Page and application data records
*** Block opens ***
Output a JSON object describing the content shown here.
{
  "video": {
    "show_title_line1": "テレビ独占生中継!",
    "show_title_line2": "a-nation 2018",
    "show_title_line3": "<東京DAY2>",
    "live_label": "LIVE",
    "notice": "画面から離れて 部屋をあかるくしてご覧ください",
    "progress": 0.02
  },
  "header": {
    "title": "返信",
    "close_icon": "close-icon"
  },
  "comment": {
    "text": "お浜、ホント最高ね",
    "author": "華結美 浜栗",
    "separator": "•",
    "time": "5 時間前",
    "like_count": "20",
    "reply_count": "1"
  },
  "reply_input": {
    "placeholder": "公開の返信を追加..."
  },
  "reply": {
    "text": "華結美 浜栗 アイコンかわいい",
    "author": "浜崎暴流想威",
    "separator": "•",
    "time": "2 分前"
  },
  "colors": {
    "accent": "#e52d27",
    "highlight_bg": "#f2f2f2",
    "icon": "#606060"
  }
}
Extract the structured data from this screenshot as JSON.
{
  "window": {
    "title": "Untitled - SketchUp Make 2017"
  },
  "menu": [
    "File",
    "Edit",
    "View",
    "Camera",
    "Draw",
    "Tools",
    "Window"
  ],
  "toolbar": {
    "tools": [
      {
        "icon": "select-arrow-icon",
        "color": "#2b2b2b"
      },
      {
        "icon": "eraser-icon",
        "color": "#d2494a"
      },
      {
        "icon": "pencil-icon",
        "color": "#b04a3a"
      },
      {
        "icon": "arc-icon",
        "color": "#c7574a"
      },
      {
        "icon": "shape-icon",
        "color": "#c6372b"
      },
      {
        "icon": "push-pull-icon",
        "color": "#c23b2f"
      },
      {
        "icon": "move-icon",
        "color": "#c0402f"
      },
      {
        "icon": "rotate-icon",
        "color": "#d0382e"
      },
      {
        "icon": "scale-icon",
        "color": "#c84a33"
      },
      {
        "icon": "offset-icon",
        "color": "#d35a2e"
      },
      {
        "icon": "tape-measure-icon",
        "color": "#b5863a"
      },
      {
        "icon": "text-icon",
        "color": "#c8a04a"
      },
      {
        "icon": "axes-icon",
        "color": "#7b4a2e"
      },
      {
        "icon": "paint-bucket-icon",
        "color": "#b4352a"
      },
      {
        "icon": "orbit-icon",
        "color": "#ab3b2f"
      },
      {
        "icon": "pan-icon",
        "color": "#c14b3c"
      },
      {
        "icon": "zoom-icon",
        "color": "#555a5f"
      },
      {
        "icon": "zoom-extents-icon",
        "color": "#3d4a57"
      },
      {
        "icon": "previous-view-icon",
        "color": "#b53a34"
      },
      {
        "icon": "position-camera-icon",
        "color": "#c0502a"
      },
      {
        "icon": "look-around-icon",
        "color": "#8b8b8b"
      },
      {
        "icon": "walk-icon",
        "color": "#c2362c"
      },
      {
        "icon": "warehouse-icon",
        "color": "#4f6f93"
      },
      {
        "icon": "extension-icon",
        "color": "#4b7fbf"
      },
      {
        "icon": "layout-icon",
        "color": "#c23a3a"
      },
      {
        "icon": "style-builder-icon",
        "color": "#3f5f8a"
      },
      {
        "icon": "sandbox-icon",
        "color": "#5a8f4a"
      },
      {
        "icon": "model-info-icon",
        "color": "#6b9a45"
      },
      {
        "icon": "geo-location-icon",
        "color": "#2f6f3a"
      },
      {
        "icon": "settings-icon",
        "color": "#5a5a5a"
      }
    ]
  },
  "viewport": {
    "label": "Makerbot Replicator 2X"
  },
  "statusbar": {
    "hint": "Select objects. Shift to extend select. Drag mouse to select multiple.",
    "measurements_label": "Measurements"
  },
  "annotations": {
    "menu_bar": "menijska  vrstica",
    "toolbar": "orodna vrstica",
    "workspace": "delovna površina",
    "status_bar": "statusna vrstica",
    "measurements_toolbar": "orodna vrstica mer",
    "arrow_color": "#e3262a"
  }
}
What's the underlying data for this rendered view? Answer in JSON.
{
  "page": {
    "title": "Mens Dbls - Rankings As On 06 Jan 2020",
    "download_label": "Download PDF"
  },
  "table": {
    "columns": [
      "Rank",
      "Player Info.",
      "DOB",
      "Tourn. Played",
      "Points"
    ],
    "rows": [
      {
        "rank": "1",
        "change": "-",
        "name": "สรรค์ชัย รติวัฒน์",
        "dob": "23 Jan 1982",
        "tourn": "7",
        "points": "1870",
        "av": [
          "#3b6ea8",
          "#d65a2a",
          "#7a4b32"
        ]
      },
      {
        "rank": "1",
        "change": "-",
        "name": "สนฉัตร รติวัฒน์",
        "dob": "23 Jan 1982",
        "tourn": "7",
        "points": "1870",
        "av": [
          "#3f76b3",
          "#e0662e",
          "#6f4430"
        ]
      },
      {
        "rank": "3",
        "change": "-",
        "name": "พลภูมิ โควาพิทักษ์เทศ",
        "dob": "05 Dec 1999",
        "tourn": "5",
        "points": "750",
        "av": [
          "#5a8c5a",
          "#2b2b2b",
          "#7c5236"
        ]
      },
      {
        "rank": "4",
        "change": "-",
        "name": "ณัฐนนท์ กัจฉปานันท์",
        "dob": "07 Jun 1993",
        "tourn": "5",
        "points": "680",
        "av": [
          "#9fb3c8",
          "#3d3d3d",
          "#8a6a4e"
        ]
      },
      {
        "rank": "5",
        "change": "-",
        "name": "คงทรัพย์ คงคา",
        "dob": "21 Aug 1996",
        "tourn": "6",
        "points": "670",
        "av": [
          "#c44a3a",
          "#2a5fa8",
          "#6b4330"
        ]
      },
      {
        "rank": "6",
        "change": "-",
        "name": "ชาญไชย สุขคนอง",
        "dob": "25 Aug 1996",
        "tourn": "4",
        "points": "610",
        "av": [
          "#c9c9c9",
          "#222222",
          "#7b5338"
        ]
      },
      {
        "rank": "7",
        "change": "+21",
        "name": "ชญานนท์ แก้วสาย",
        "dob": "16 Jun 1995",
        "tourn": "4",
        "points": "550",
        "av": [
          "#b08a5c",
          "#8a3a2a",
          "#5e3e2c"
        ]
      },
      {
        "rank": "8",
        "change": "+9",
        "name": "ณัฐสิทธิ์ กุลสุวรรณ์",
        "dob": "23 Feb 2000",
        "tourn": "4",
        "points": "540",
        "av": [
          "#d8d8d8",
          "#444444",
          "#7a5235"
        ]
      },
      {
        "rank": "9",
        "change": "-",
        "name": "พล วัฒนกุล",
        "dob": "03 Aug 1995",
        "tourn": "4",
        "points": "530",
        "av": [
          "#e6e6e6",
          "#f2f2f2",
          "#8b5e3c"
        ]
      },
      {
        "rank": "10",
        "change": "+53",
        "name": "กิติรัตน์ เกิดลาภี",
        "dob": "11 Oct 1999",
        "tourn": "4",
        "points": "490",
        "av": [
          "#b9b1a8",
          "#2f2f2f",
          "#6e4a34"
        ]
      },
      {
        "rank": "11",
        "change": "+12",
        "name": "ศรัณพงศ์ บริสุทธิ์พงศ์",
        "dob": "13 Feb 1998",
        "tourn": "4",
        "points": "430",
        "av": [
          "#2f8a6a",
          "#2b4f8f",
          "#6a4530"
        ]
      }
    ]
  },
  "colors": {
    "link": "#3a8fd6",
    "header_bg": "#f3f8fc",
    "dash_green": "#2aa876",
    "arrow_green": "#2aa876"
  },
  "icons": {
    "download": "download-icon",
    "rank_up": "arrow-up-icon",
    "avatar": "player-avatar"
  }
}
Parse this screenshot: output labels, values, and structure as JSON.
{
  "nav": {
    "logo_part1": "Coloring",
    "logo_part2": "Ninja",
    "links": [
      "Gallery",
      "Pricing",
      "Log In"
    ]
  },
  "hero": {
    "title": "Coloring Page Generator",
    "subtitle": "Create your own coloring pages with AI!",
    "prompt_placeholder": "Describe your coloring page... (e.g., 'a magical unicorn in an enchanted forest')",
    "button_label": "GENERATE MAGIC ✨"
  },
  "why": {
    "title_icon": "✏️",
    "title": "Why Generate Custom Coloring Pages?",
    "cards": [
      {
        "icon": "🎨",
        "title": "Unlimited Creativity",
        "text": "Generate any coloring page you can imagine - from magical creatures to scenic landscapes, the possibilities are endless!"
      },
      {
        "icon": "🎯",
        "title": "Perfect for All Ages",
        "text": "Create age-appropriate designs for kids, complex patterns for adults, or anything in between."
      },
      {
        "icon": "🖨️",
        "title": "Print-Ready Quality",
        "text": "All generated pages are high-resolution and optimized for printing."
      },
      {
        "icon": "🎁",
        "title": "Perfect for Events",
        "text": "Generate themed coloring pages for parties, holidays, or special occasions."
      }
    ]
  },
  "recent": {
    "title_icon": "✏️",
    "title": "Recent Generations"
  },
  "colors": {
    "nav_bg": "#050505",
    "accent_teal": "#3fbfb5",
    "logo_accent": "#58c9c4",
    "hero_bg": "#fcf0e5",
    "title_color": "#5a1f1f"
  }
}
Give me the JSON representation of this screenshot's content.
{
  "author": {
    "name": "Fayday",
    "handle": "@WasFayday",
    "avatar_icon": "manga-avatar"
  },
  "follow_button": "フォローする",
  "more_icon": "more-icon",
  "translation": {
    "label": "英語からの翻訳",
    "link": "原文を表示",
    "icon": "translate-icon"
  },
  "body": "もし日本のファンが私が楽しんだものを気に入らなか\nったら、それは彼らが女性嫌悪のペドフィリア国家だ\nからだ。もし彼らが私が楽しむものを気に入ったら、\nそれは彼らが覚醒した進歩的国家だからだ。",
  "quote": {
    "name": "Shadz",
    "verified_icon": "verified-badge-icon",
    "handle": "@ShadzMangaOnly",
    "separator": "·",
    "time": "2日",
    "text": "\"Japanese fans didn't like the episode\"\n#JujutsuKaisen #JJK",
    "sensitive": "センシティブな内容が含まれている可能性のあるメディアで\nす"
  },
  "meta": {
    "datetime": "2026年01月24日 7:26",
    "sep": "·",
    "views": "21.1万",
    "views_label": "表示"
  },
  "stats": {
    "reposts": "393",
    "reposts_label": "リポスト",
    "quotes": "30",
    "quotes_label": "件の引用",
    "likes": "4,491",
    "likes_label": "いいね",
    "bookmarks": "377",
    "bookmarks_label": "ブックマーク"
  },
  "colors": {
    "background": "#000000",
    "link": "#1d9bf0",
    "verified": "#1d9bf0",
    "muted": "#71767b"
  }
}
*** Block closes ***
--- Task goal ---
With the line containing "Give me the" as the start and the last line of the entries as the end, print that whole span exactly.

--- Output of the task ---
Give me the JSON representation of this screenshot's content.
{
  "author": {
    "name": "Fayday",
    "handle": "@WasFayday",
    "avatar_icon": "manga-avatar"
  },
  "follow_button": "フォローする",
  "more_icon": "more-icon",
  "translation": {
    "label": "英語からの翻訳",
    "link": "原文を表示",
    "icon": "translate-icon"
  },
  "body": "もし日本のファンが私が楽しんだものを気に入らなか\nったら、それは彼らが女性嫌悪のペドフィリア国家だ\nからだ。もし彼らが私が楽しむものを気に入ったら、\nそれは彼らが覚醒した進歩的国家だからだ。",
  "quote": {
    "name": "Shadz",
    "verified_icon": "verified-badge-icon",
    "handle": "@ShadzMangaOnly",
    "separator": "·",
    "time": "2日",
    "text": "\"Japanese fans didn't like the episode\"\n#JujutsuKaisen #JJK",
    "sensitive": "センシティブな内容が含まれている可能性のあるメディアで\nす"
  },
  "meta": {
    "datetime": "2026年01月24日 7:26",
    "sep": "·",
    "views": "21.1万",
    "views_label": "表示"
  },
  "stats": {
    "reposts": "393",
    "reposts_label": "リポスト",
    "quotes": "30",
    "quotes_label": "件の引用",
    "likes": "4,491",
    "likes_label": "いいね",
    "bookmarks": "377",
    "bookmarks_label": "ブックマーク"
  },
  "colors": {
    "background": "#000000",
    "link": "#1d9bf0",
    "verified": "#1d9bf0",
    "muted": "#71767b"
  }
}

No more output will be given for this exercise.